Cities are becoming a major focal point in the personal data economy. In city governments, there has been a rush towards data-informed approaches to everything from waste management and public transport through to policing and emergency response.
But amid the clamour for ‘smart’ new urban infrastructure, from connected lamp posts and bins to camera-enabled phone boxes, a fresh debate about digital ethics is emerging. Who decides what we do with all this data? And how do we ensure that its generation and use does not result in discrimination, exclusion and the erosion of privacy for citizens?
Nesta’s new report, written as part of our involvement with a major EU Horizon 2020 project called DECODE, looks at a handful of city governments that are pioneering new policies and services to enhance digital rights locally, and give people more control over personal data. Here is an overview of eight cities that we looked at:
Barcelona has a new digital transformation agenda which views ‘data as commons’ alongside directives mandating ethical use of data. The city has launched a new procurement process designed to incentivise responsible innovation and respect for privacy, and is currently undergoing full internal migration to the use of open-source software by Spring 2019. Later this year the city government is also due to pilot new online tools that let people selectively disclose the information they would like to share when using the council’s official e-participation platform, while preserving citizen anonymity.
Amsterdam is home to several projects which promote more responsible use of data across the city. The TADA manifesto, developed by the independent Amsterdam Economic Board, and endorsed by the city government, outlines a set of six principles designed to help organisations use personal data in a more responsible way. The Chief Technology Officer’s Innovation Team is also compiling a registry of all publicly installed sensors across the city, as well as running pilots that will allow people to access local e-government services in an anonymous way while minimising unnecessary collection of personal data.
New York City is pursuing a range of initiatives which promote the responsible use and handling of citizen data. The city government has developed a set of Internet of Things (IoT) Guidelines which establish privacy standards for the deployment of IoT devices in public spaces throughout the city. The government has also introduced legislation mandating the creation of a task force to monitor the use of algorithmic decision-making systems by the public sector.
Seattle has a comprehensive municipal privacy programme based on a core set of privacy principles and policies. The programme clearly establishes the obligations and requirements of city departments regarding the management and use of data, and assigns internal 'Privacy Champions' to support their implementation. The government’s policies mandate the publication of privacy impact assessments and reports about the city’s programmes and open data portals, and public engagement on the installation of any new surveillance technologies.
San Francisco has developed an Open Data Release Toolkit to help municipal officials assess the utility and value of publishing a dataset against risks of re-identification. The toolkit provides leaders with a number of clear, actionable processes for minimising these risks, allowing the city to use and release data in a more responsible, privacy-preserving way.

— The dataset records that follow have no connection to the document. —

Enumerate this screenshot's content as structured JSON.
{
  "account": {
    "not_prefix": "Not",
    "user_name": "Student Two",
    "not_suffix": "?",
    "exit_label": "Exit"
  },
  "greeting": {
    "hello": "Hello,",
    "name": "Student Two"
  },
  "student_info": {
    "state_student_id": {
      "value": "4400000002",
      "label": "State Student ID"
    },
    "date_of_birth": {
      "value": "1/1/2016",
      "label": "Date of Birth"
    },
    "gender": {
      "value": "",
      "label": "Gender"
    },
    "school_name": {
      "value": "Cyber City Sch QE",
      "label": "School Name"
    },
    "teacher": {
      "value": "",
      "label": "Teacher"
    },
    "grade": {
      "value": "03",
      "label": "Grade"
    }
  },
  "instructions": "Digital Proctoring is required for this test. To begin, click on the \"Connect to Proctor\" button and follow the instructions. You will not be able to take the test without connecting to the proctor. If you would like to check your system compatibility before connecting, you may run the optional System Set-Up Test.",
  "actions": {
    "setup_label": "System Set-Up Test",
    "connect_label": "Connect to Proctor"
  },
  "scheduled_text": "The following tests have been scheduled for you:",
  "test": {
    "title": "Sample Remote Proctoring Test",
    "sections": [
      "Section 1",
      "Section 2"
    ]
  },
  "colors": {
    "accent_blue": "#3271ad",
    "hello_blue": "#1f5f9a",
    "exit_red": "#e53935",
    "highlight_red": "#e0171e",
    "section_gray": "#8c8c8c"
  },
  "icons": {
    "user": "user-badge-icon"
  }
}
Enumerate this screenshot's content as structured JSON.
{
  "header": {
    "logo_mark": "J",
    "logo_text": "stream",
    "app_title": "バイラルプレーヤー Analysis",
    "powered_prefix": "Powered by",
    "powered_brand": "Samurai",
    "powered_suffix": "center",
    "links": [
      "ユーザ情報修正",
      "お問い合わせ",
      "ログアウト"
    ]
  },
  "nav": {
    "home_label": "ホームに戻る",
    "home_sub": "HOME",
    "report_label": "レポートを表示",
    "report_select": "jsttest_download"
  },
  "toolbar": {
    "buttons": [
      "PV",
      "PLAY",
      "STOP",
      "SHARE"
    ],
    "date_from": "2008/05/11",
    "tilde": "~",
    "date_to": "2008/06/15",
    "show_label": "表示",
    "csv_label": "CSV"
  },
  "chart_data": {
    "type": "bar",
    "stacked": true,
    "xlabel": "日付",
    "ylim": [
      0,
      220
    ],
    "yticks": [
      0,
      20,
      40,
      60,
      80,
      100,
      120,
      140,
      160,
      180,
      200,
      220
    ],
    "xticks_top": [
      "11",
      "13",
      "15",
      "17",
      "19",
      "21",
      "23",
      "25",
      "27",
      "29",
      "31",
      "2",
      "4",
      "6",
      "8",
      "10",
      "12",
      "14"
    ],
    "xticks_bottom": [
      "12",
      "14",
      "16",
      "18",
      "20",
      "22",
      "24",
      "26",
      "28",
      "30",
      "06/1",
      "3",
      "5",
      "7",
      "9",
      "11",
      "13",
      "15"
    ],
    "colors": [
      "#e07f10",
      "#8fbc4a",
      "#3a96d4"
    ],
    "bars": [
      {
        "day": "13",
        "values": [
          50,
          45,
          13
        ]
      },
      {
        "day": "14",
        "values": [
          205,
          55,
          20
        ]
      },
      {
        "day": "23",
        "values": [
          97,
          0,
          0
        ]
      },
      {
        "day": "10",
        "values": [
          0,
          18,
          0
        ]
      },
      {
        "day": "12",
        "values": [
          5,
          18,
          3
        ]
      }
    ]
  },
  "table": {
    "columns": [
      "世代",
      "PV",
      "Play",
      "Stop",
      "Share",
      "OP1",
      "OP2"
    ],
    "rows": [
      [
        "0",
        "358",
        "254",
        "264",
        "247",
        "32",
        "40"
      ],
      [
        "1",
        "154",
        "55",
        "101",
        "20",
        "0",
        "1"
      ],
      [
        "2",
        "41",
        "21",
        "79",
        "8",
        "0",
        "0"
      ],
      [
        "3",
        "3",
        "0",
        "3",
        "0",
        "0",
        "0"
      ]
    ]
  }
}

Transport for New South Wales, a government agency responsible for public transport in Sydney, has collaborated with Australia’s leading data innovation group to apply state of the art differential privacy mechanisms to an open dataset. Differential privacy is a mathematical technique which minimises the privacy risks associated with the release of open data by adding random ‘noise’ within a dataset. In Sydney, the application of differential privacy enabled the release of a two-week data sample from the city’s ‘tap-on, tap-off’ Opal card system for trains, buses, light rail and ferries.
As part of their ‘City of People’ strategy, the Belgian city of Ghent wants to empower its ‘smart citizens’ by giving them access to ‘technology that they own and control’. Residents are provided with a simple web-portal called ‘Mijn Gent’, which gives them access to a range of local services. The city is also collaborating with a non-profit called Ind.ie on an initiative called ‘Hallo.gent’ which will give residents their own personal website, on top of which applications can be built that let them manage and control how local services access and use personal data.
Zug, Switzerland is providing citizens with a decentralised digital e-identity system. This system issues citizens with a set of credentials, accessed via a digital mobile app, which they can use to verify themselves when accessing various local services. The e-ID gives citizens more control over personal data and a more secure alternative to national e-ID projects, such as SwissID, which rely on centralised databases.
Our report details these case studies further, and summarises a set of policy roles and actions available to city governments. These cover a wide range of options, from setting a strategic direction for change to providing new digital tools and enhancing skills and literacy. The five city government roles identified are: Leader, Guardian, Connector, Catalyst and Provider.
Listing image: Mike Lewinski, Attribution 2.0 Generic (CC BY 2.0)